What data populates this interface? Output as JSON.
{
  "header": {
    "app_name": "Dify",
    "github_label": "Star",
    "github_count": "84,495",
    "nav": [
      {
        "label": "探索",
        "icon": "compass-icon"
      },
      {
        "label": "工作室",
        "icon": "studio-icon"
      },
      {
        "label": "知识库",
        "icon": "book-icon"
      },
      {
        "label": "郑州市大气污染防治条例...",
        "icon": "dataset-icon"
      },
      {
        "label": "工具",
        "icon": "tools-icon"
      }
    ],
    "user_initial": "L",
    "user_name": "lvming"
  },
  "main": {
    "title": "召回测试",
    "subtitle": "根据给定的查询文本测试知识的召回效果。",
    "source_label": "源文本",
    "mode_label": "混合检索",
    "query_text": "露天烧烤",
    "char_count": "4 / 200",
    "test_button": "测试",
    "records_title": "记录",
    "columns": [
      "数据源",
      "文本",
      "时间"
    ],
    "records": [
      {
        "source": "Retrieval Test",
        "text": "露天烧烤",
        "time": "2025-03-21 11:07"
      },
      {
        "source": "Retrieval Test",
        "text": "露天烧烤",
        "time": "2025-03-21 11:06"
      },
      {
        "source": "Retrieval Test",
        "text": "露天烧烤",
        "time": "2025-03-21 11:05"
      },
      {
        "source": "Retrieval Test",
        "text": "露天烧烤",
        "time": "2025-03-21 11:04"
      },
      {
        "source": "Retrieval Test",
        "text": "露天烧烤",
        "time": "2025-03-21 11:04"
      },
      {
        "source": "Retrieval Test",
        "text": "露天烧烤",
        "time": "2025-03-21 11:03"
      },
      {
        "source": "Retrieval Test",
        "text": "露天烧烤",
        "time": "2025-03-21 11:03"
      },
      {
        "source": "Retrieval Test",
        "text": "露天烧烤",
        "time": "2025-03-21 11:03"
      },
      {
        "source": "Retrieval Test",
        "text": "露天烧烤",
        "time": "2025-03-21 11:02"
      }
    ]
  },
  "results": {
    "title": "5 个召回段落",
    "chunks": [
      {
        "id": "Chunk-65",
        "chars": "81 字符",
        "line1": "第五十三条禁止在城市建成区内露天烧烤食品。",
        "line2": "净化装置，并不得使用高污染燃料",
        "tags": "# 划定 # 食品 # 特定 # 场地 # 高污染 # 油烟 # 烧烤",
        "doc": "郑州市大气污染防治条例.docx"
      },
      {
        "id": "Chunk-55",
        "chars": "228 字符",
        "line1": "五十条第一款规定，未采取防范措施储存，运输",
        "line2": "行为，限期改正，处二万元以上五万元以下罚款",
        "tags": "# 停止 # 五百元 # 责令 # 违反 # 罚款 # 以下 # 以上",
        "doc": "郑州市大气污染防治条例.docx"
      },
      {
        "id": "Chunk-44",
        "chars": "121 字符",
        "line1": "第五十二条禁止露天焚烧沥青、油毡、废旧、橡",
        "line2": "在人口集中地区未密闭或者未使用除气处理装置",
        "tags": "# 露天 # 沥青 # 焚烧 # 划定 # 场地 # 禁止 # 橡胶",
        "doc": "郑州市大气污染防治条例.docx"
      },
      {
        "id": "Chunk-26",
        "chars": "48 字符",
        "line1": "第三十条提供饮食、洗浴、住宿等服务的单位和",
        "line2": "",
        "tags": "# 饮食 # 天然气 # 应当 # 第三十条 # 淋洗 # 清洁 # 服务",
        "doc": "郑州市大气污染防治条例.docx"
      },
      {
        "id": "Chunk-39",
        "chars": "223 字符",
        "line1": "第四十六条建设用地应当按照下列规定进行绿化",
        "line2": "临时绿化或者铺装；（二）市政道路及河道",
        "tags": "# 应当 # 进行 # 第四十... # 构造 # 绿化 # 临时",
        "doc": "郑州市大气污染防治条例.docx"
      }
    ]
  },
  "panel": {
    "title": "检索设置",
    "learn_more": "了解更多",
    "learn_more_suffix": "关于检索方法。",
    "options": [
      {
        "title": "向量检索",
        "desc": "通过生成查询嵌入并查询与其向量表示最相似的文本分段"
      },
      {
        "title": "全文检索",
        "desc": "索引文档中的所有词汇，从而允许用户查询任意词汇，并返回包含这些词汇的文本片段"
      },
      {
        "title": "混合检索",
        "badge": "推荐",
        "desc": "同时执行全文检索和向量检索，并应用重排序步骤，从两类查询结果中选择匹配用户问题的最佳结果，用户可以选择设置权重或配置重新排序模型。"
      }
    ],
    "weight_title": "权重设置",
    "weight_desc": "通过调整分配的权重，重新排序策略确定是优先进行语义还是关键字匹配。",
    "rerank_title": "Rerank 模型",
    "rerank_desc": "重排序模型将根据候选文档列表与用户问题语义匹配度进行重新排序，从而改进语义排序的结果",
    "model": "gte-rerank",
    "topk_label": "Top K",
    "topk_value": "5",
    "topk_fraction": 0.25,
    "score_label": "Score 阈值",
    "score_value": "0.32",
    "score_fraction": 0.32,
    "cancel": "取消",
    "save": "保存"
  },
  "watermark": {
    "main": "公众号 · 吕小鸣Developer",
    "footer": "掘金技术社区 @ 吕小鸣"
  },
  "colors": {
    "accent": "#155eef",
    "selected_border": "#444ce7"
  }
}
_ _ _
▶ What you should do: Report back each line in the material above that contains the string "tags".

▶ Answer space:
        "tags": "# 划定 # 食品 # 特定 # 场地 # 高污染 # 油烟 # 烧烤",
        "tags": "# 停止 # 五百元 # 责令 # 违反 # 罚款 # 以下 # 以上",
        "tags": "# 露天 # 沥青 # 焚烧 # 划定 # 场地 # 禁止 # 橡胶",
        "tags": "# 饮食 # 天然气 # 应当 # 第三十条 # 淋洗 # 清洁 # 服务",
        "tags": "# 应当 # 进行 # 第四十... # 构造 # 绿化 # 临时",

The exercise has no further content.